Side by side on the ruined railing, pressed against each other now alongthe length of their arms but not embracing, Simon and Margitte listened to the Vale of Kashmir's night sounds -- the rhythmical crickety chirp of frogs, a cry soemwhere far off, the mysterious sad-sweet half clefs of a sitar. High at their backs, lights were winking on in a few of the hotel's upper windows. They were utterly alone, enfolded in a soft night teemingwith life. A breath of cool air crept off the water to the terrace. Margitte lifted her shawl over her shoulders, and Simon reached a protective arm around her. He felt a letting-go now, that he hadn't feltsince their parting. He knew right then that it was she -- only she of all creatures on the planet -- who completed him.

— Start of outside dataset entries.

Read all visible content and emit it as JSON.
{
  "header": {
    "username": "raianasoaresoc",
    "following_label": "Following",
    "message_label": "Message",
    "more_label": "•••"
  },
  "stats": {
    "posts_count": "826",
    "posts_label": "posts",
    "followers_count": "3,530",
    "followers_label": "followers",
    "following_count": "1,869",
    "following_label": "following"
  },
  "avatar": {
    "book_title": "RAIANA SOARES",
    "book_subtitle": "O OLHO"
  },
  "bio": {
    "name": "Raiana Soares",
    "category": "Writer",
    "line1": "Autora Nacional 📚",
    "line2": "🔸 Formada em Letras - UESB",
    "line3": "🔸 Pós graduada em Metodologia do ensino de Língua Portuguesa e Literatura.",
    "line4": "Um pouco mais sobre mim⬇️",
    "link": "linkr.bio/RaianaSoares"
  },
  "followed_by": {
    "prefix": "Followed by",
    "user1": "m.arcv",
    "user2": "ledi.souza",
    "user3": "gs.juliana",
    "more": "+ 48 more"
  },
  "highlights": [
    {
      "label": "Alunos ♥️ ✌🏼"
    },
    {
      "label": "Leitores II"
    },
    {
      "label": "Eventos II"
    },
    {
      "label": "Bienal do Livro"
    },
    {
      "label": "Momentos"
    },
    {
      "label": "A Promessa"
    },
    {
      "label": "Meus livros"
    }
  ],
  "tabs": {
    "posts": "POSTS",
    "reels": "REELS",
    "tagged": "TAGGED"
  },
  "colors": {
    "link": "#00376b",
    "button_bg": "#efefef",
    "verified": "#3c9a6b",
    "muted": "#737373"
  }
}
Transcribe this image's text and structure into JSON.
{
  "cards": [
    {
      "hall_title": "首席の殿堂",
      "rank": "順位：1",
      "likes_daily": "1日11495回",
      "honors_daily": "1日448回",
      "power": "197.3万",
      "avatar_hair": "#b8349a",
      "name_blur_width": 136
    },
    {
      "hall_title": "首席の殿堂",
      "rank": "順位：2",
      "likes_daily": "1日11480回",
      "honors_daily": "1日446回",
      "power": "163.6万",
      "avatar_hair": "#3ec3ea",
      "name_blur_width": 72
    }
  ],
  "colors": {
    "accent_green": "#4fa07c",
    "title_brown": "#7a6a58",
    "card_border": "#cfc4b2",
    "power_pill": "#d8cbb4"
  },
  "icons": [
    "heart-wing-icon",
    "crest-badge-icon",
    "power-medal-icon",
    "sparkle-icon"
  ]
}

He'd die to keep her, if he had to. Without her he wasn't much of a warrior or lover. He had to keep filling his need by finding his own worth -- fancied or real -- reflected in her. There was scant affirmation to be had from the world. But it was his life's blood, and he needed to glean it where he could. -- taking, taking, taking. Slim pickings. Margitte was theonly soul in the world he felt he truly gave himself to. Yet, some part of him he hid from himself knew that this obsession was deadly. It was going to take her down with him.Holding Margitte, Simon felt theoutward flow of sensation in timeless space. A muezzin's melodious evening call from a distant mosque summoning the faithful to the day's fifth and last prayer drifted to them on the scented night air. The soft haunting notes roused Simon, and he kissed Margitte onher forehead. "Time to --?" They stood up and went in. Oddly sedate now, they mounted the stairs arm in arm. There was a long hallway covered in faded carpet worn bare in front of every door. Simon stopped in front of 304 marked inbrass numerals. He fumbled with the brass key the concierge had given him, swung the heavy door open, and followed Margitte in.The room was palatial, wit more exquisite rugs as old as the long dead Empire. A wisp of smoke curled up into the dead air from a joss stick smouldering in a small brass holder on a low table, and a heavy perfume of incense overlay the smell of mould. The table had been carved in an intricate Tree of Life filigree design A brass vase beside the incense holder held a single narcissus in its slender stem, and behind it unmoving on the wall, a gecko held Simon and Margitte in its unblinking regard. Heavy faded burgundy drapes were drawn across large French doors openingonto a balcony. At the far end of the room a massive bed was covered by a canopy and enclosed with curtains, like a maharani's palanquin. A side curtain had been drawn back, and the sheets had been turned dow. They looked cool and fresh with promise. As Simon closed the door Margitte reached up, drawinghis face down to hers. The sudden intimacy of their mourths meeting, open and seeking, broke the dam of renunciation between past and present. They pressed hungrily into each other, desperate to cancel outall the years of emptiness that only they could fill for each other. Urgency now.A rustling frenzy to fight free of fabric. Shruggings out of, steppings out of. Their bodies hadn't forgotten each other's caresses. As it was in the beginning, their coupling was sweet with old splendour....